**What you should do:** Go through the listing and return every line with "woman" in it.

**Data extracts:**
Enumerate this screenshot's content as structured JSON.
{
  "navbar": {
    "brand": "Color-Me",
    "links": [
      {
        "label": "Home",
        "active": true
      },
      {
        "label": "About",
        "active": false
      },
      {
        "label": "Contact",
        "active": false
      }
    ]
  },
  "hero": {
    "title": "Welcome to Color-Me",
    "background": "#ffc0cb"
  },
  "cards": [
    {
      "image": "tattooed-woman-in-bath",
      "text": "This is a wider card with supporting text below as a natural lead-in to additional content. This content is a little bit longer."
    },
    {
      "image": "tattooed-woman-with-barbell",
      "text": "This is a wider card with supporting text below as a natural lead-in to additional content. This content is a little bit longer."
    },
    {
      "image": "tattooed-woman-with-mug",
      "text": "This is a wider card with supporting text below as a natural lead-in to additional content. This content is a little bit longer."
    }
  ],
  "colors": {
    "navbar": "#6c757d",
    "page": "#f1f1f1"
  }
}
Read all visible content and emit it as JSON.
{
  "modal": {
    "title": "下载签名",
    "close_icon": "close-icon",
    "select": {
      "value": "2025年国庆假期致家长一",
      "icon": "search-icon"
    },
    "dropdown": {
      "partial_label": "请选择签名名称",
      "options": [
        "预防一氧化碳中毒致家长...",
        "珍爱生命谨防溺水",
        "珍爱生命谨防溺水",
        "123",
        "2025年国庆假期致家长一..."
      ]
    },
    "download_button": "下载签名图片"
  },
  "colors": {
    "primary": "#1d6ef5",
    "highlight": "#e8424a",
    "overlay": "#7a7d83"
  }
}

**Exercise result:**
      "image": "tattooed-woman-in-bath",
      "image": "tattooed-woman-with-barbell",
      "image": "tattooed-woman-with-mug",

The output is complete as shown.